First Focus on Children is proud to release the Children’s Budget 2022, which provides a comprehensive analysis of the share of spending allocated to kids across more than 250 government programs in the federal budget. The book tracks domestic and international spending on children including both mandatory and discretionary funding across more than a dozen federal departments and numerous agencies and bureaus. This is the third year the book tracks international resources supporting kids, and the second year the book captures pandemic aid and adds three refundable tax credits: The Child Tax Credit (CTC), the Child and Dependent Care Tax Credit, and the Earned Income Tax Credit.

This year, we began tracking outlays for environmental health for the first time, analyzing federal spending that protects children against the impacts of climate change, air pollution, toxins, and pesticides. We also have reorganized our coverage of Child Welfare and Safety to create a Justice and Child Protection chapter that encompasses three systems: Youth justice, child welfare, and the Unaccompanied Children’s Program. This reorganization and renaming better reflects the goals of those programs.

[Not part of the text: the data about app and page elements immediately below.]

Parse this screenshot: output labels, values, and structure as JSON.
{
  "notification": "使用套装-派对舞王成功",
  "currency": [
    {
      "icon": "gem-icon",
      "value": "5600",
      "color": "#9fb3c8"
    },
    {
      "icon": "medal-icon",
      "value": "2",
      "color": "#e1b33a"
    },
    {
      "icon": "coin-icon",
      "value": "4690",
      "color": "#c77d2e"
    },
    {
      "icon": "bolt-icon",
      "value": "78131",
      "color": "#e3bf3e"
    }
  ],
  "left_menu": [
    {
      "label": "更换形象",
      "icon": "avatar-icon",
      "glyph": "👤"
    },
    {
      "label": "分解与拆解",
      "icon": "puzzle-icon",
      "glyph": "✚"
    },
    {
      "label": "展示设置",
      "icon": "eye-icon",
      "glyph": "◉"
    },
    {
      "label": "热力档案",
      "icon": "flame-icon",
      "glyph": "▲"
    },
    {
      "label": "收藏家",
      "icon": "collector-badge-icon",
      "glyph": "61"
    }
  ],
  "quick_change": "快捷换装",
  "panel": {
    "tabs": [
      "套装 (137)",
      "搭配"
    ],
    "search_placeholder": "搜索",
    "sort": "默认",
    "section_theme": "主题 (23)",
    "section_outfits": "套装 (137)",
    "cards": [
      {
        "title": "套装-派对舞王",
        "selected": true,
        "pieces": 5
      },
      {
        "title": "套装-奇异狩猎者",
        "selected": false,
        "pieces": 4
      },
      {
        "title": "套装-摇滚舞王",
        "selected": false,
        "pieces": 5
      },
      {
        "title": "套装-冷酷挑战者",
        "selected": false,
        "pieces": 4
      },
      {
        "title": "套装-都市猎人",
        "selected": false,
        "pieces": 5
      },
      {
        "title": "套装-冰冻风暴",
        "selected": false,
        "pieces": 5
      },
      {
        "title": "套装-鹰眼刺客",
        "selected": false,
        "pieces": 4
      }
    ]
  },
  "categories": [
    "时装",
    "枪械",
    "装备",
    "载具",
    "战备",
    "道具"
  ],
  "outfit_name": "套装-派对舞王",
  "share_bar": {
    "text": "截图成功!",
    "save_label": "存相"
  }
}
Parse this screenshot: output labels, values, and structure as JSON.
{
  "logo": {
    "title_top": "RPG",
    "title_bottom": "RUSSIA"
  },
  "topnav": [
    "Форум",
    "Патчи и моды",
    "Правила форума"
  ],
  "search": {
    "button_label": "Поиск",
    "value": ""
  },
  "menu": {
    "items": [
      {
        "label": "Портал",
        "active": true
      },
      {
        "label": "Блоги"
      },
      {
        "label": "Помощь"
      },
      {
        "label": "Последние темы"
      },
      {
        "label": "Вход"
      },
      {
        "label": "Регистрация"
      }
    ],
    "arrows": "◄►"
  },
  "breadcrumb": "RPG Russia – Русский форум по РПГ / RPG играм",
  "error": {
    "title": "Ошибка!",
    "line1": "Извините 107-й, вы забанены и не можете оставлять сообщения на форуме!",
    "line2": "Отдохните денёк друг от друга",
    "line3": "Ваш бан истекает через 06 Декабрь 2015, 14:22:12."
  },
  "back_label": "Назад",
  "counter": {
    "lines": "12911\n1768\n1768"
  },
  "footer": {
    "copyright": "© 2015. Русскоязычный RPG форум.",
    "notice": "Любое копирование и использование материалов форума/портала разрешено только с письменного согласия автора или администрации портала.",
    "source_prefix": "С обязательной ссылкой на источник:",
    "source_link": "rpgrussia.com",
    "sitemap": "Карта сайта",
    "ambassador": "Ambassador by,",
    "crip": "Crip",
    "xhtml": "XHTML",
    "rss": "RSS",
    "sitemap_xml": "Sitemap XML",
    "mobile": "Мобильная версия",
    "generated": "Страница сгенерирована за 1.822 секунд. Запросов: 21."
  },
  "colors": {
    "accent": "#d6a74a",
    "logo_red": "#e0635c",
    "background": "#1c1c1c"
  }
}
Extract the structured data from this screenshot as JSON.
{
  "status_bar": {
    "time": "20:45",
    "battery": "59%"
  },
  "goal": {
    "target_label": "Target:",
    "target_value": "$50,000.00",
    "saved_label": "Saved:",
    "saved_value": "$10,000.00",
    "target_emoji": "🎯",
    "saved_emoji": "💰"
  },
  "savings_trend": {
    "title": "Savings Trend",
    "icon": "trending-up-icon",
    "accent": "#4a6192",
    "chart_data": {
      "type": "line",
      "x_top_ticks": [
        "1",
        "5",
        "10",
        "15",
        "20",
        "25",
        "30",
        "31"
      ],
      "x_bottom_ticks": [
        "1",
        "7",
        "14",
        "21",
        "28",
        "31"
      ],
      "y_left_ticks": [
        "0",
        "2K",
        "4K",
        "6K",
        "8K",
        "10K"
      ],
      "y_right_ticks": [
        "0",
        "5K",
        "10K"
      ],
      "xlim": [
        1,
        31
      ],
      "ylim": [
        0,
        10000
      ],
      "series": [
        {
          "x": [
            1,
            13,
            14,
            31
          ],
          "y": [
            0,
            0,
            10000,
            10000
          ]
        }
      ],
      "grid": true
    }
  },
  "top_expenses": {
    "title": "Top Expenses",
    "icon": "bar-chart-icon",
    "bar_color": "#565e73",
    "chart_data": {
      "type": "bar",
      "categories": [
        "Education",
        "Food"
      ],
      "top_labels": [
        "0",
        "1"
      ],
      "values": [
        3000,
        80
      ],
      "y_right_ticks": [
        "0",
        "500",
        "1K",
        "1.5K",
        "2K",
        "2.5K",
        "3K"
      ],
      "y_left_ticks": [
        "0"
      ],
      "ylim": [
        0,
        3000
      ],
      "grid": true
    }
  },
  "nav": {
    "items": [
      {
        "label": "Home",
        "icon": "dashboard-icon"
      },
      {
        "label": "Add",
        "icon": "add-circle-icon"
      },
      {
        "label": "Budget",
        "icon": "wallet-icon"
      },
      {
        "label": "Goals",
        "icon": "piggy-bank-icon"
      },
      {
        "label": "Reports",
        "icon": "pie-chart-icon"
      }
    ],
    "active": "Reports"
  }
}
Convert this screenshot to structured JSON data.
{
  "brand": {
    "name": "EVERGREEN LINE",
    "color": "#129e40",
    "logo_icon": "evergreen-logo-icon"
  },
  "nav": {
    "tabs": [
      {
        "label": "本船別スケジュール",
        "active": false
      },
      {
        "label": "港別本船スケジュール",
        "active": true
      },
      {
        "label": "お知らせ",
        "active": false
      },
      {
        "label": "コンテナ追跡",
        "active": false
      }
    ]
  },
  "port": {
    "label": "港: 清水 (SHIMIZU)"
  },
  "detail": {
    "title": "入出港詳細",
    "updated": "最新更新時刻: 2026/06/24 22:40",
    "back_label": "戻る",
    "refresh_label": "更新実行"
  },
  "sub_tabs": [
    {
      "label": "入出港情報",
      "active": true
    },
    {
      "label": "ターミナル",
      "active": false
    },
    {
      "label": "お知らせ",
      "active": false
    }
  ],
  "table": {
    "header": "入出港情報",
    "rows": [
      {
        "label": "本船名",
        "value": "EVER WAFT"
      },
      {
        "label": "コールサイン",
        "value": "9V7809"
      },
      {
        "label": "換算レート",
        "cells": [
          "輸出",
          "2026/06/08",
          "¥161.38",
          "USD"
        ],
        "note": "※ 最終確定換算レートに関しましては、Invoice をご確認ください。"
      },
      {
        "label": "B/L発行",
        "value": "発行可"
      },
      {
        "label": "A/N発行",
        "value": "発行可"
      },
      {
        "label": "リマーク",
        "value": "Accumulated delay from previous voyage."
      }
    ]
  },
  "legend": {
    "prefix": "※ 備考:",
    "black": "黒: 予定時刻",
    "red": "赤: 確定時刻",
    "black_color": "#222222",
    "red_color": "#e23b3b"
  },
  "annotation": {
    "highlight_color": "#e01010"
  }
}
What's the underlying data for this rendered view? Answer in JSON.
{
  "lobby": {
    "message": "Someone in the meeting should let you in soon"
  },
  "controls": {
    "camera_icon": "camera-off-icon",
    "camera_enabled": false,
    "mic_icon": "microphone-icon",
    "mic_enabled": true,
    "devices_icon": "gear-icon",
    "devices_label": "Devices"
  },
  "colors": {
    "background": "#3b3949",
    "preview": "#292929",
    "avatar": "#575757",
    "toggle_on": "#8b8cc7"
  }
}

Historically, children come last and least in the federal budget and appalling statistics reflect that reality:

Fortunately, our Children’s Budget 2022 analysis found that the share of spending domestically and internationally on children has increased in recent years.

This year’s analysis reveals an unprecedented share of federal spending on children at 11.98% in FY 2022, the highest recorded by First Focus on Children. During the five years from FY 2017 to FY 2022, the share of spending on children increased by more than 21%. This increase represents a continuation of recent COVID-fueled spending and funding
improvements over FY 2017, when the share of federal spending on children began to stagnate and then decline through FY 2020.

Children’s Budget 2022 uncovered additional bright spots in our nation’s investment in children. Since 2017:

  • Funding for children’s mental health has increased by 11.3%.
  • The share of federal spending going to children’s environmental health increased by 25%.
  • The share of federal spending dedicated to education programs increased by 105%.
  • The share of federal spending on justice and child protection increased by 28%.
  • The share of federal spending on children’s nutrition programs increased by 36%.
  • The share of federal spending on children’s income support programs increased by 21%.

Key declines, however, temper the good news

Children continue to reap the benefits of increased funding in response to the pandemic, but lawmakers have begun paring back these investments and are on track to reverse the progress made, particularly the gains achieved under the American Rescue Plan Act. For instance, from FY 2021 to FY 2022, funding for children in inflation-adjusted dollars dropped more than 17%.

In fact, nearly half of the areas we track saw decreases from FY 2017:

  • The share of federal spending going to early childhood decreased by 10%.
  • The share of federal spending going to children’s health decreased by 11%.
  • The share of federal spending going to children’s housing decreased by 14%.
  • The share of federal spending going to youth training decreased by 28%.

The United States historically has spent just a sliver of its international budget on children and that trend continues in this year’s Children’s Budget.

Global crises, including the ongoing COVID-19 pandemic, are upending the lives of children and youth around the world, making it harder than ever for them to thrive and reach their full potential.

In under-resourced parts of the world, this confluence of challenges is undermining decades of progress to improve children’s health and well-being. Children and young people internationally receive a minimal share of foreign assistance funding. Only about $.085 of every $1 of foreign assistance investments benefitted children.

Children need lawmakers to be ambitious and prioritize them in federal budget decisions, or we will revert back to a declining share of federal spending on kids.

If Congress fails to act on critical policy issues and budgetary decisions of importance to children, we will see rising rates of child poverty, increasing numbers of uninsured children, more children left hungry and homeless, and an increase in the number of kids living in high-stress and under-resourced households, which can lead to higher levels of child abuse— both at home and abroad.